◆ **WHAT YOU ARE ASKED TO DO**
Work out how many lines in this listing hold the word "JSON", and give the number with nothing added.

++++ DATA

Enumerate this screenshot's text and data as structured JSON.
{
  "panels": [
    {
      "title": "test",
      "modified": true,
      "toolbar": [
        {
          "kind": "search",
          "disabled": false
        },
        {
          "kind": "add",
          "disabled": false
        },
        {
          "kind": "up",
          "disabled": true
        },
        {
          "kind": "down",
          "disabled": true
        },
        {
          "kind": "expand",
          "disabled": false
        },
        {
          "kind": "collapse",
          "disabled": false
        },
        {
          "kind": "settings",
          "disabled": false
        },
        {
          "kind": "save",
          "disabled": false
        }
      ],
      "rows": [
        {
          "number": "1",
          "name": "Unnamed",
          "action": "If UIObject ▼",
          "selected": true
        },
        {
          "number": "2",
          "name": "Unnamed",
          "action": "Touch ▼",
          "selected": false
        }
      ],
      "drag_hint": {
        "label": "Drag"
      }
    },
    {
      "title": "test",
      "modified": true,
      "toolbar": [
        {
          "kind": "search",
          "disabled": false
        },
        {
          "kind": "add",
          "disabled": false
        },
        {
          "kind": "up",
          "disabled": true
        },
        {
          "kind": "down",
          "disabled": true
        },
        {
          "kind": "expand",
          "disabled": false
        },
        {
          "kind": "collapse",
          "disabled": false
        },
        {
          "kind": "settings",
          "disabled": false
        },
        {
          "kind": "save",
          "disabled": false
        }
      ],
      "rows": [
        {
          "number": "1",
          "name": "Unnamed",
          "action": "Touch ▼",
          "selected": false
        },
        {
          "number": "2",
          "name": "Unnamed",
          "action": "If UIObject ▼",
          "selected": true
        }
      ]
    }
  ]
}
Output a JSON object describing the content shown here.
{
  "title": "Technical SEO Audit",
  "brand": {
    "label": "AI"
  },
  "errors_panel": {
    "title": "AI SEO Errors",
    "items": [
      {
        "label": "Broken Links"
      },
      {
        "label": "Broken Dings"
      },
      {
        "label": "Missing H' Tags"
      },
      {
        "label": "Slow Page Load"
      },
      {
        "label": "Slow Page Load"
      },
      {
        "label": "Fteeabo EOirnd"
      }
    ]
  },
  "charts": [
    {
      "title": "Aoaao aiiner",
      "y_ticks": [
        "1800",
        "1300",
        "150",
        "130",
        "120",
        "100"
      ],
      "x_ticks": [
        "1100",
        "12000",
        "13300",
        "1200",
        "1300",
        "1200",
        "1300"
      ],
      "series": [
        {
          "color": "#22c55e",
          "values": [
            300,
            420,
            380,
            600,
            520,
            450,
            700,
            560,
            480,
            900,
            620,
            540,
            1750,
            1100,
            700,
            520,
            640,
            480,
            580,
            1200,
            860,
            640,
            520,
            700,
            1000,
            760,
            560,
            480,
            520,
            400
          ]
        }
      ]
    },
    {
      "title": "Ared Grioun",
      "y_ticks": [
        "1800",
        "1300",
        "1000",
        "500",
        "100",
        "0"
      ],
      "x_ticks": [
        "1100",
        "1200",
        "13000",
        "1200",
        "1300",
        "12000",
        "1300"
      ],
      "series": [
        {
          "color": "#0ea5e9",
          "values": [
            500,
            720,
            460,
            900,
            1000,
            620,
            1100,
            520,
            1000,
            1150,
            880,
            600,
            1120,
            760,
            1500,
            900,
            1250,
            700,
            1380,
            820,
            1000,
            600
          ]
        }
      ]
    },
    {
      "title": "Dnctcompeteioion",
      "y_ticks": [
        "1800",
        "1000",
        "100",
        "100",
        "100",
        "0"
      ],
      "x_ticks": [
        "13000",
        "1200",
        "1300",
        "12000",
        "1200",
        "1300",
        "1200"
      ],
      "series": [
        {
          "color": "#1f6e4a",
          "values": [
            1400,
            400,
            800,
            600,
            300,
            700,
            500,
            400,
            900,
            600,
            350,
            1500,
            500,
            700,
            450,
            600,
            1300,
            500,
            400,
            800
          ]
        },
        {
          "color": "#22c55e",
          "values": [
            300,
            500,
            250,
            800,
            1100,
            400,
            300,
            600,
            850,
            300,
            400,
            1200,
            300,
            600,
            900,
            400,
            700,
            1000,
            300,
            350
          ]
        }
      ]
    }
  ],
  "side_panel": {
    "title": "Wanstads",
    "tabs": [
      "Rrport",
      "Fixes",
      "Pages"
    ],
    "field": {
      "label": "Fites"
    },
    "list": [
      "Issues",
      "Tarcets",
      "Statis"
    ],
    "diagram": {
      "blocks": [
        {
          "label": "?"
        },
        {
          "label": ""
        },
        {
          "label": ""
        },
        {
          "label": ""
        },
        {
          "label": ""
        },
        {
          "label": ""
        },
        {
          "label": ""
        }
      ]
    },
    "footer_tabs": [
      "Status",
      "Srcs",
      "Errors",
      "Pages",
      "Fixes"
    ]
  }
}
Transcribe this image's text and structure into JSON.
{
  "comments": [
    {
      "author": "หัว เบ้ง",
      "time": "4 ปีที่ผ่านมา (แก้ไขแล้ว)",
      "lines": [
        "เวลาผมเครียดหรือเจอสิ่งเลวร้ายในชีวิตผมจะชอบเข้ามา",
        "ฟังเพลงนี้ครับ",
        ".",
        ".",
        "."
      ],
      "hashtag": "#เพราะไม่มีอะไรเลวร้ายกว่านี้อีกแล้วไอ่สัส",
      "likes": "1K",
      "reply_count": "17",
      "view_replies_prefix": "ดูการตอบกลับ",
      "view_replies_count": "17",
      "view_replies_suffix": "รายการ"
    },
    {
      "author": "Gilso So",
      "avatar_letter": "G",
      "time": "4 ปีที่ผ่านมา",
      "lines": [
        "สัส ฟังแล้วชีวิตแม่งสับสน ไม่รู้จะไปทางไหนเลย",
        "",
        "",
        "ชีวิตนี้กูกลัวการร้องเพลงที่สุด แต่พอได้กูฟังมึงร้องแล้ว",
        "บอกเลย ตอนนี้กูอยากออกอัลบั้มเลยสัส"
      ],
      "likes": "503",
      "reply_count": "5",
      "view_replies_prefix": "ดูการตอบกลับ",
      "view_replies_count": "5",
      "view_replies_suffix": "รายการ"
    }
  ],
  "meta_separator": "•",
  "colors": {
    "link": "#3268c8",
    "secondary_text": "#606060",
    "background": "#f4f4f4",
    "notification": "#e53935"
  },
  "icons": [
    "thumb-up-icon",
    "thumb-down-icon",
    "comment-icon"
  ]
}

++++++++

◆ **OUTPUT**
3